Jb 38. 1, 8-11; Ps 107; 2Co 5. 14-17; Mk 4. 35-41
Homily of Fr. Paul Panaretos, S.J.
Honor Not Power
On the first day of this month a Passionist Priest, Fr. Thomas Berry, died. The natural world fascinated him from boyhood. Fr. Berry deeply explored the natural world and history of cultures. God is not abstract but always making self-revelation through the natural order. Fr. Berry’s First Principle (of 12) stated:
“The universe, the solar system, and planet earth in themselves and in their evolutionary emergence constitute for the human community the primary revelation of that ultimate mystery whence all things emerge into being.”/1/I quote Fr. Berry to emphasize his point that the universe needs no context; it cannot have one for us. Individuals need contexts: family of origin; faith; spouse; personal vocation; and the like. For example, I’m a Panaretos, who is a celibate, a Jesuit, a priest. Things, too, are mediated to us via our senses in the context of our experience. Yet the universe tells its story on its own, which may be why it awes us.
Fr. Berry’s insight offers entry into today’s scriptures to help us appreciate them more. In the Sunday lectionary the first reading is chosen to harmonize with the gospel reading, in which Jesus revealed and fulfilled what God had revealed in early heroes and heroines of faith.
Job, whom we know better because of the calamities the befell his family, property and his body, sought to comprehend his grievous misfortune. That is the movement of the Book of Job. His sorrow morphed into anger, and his anger into arrogance toward God, whom Job could not dismiss from his heart and mind. We came in on Job realizing his arrogance by appreciating that God’s power is “primary,” which humans experience as akin to the sea, because our puny power cannot enclose it.
In the divine cross-examination of Job, God speaks of creating. Genesis speaks about God creating. We just heard God speak in the first person about creating. God heaped image upon image: God spoke in feminine imagery of womb as well as builder’s imagery, and where Job got hung up—like all humans—on power.
In the ancient Mediterranean world power deserved proper honor. After the divine cross-examination, Job admitted his angry arrogance. I know that you can do all things, and that no purpose of yours can be hindered. I have dealt with great things that I do not understand; things...which I cannot know. ...Therefore I disown what I have said, and repent in dust and ashes./2/ Scripture is clear that Job had no need to honor God with any thing more!
The disciples saw Jesus exert power over a stormy sea. They didn’t scratch their heads over his identity. Their question, “Who then is this whom even wind and sea obey?” did not flow from puzzling over Jesus’ identity but what honor Jesus deserved from them. Mediterranean peasants appreciated an extensive order of spirits and people who possessed power to do what ordinary humans could not do. People needed to show proper honor to such powerful beings. Not only that day on the sea, Jesus often behaved beyond his lowly human origins, always increasing his disciples’ concern to honor him properly.

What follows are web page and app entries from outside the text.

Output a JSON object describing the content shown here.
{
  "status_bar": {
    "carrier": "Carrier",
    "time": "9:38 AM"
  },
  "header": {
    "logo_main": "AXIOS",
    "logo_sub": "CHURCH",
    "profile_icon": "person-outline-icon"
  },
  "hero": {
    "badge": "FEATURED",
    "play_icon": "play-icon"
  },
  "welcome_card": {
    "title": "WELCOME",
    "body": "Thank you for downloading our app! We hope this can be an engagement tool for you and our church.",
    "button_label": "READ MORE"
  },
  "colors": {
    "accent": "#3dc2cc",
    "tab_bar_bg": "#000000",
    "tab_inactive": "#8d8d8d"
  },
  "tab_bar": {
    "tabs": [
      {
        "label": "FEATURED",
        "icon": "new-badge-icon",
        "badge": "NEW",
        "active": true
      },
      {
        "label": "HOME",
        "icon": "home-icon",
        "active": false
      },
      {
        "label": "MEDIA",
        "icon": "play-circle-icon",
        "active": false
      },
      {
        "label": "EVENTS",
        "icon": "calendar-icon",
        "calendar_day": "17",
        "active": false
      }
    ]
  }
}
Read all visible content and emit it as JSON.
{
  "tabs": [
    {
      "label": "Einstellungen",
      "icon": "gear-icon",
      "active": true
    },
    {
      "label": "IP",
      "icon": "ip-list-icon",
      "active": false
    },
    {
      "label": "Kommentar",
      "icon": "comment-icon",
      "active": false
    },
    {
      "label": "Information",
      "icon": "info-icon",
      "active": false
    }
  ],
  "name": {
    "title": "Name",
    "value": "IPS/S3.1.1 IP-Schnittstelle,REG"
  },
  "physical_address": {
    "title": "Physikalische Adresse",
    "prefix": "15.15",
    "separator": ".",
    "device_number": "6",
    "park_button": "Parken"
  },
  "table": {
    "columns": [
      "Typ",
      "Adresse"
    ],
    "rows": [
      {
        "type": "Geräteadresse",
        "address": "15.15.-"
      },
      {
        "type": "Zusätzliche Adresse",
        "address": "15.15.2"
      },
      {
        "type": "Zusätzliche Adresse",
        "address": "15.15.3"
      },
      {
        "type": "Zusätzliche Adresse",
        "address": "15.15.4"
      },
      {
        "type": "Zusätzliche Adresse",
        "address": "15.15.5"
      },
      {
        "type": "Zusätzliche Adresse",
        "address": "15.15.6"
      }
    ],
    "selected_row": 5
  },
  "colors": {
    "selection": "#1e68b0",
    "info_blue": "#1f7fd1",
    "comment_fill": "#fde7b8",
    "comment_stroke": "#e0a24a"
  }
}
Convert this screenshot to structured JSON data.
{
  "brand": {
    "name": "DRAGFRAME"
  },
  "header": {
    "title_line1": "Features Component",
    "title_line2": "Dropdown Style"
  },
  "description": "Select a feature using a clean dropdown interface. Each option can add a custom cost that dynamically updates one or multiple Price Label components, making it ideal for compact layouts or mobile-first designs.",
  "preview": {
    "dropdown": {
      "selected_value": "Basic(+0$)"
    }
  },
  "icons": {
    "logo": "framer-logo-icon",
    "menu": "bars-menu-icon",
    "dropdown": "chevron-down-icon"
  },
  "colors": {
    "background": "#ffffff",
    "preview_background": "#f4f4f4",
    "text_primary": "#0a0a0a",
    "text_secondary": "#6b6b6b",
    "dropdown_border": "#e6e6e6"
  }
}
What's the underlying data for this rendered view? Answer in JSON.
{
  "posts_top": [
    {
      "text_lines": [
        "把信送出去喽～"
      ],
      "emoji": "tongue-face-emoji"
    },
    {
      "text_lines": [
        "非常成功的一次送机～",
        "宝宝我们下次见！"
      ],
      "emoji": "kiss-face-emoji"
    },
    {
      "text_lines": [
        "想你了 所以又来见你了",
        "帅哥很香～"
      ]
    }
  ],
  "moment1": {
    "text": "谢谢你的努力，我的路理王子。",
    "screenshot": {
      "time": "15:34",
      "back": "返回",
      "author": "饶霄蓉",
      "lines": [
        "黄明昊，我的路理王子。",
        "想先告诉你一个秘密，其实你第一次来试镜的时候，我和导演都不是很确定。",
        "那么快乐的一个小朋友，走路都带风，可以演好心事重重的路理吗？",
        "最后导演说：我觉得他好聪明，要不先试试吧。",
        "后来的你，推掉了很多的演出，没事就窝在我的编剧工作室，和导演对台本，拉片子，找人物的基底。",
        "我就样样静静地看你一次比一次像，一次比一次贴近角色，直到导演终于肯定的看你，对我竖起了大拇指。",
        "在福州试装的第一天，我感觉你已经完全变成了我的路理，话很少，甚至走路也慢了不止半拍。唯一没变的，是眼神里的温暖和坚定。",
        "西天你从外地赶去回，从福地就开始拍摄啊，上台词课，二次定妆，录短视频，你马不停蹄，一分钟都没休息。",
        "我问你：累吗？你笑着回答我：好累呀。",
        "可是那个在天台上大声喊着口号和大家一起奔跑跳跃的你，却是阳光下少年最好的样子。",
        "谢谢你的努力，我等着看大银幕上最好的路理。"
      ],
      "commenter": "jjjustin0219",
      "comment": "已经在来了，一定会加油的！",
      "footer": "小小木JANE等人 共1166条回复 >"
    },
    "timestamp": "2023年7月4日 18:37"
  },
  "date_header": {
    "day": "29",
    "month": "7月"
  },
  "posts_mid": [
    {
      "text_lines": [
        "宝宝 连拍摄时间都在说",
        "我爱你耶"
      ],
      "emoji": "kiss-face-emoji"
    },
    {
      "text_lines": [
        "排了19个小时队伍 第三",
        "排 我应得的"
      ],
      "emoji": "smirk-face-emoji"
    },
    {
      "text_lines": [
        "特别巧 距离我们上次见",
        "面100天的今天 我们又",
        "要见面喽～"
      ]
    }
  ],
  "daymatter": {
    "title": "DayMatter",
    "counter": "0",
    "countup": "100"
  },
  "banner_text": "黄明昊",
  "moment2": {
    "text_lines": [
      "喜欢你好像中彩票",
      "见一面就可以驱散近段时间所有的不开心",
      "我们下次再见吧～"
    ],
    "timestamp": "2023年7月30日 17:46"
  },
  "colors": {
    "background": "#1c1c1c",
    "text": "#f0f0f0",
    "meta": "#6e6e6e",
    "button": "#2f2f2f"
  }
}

A particular way people demonstrated honor was by showing loyalty. We hear faith and think propositions first; Hebrew- and Greek-speaking people thought loyalty first. Our loyalty to Jesus, as our Christian service clearly demonstrates, is not about our power. It’s about entering into new relationships with each other, with those in need, indeed with the earth itself. Jesus invites us, like God invited Job, to reconsider our loyalty to our Creator and Redeemer so we may live as the new creation, which baptism has recreated each of us and by which Jesus’ eucharist sustains our baptisms.
In your daily 15 minutes with Jesus this week, quietly present yourself to our triune God. Ask the disciples to present you to Jesus so you may pledge again your loyalty to Jesus. Tell Jesus what your heart moves you say about his re-creation of you at each moment. Ask Jesus for his help to grant you peace in your tumult and awe in being created anew by him and in him. Close by saying slowly the Lord’s Prayer. Praying it slowly allows us to deepen our awe before God, one another and even to look afresh at our earth, its powers and its bounty given us to love God more easily and wholeheartedly./3/
1. From his “Twelve Principles for Understanding the Universe and the Role of the Human in the Universe Process.”
2. Job 42.2-6.
3. Paraphrase of St. Ignatius of Loyola: his Spiritual Exercises, .
Wiki-images of Job and Jesus calming a storm are in the public domain.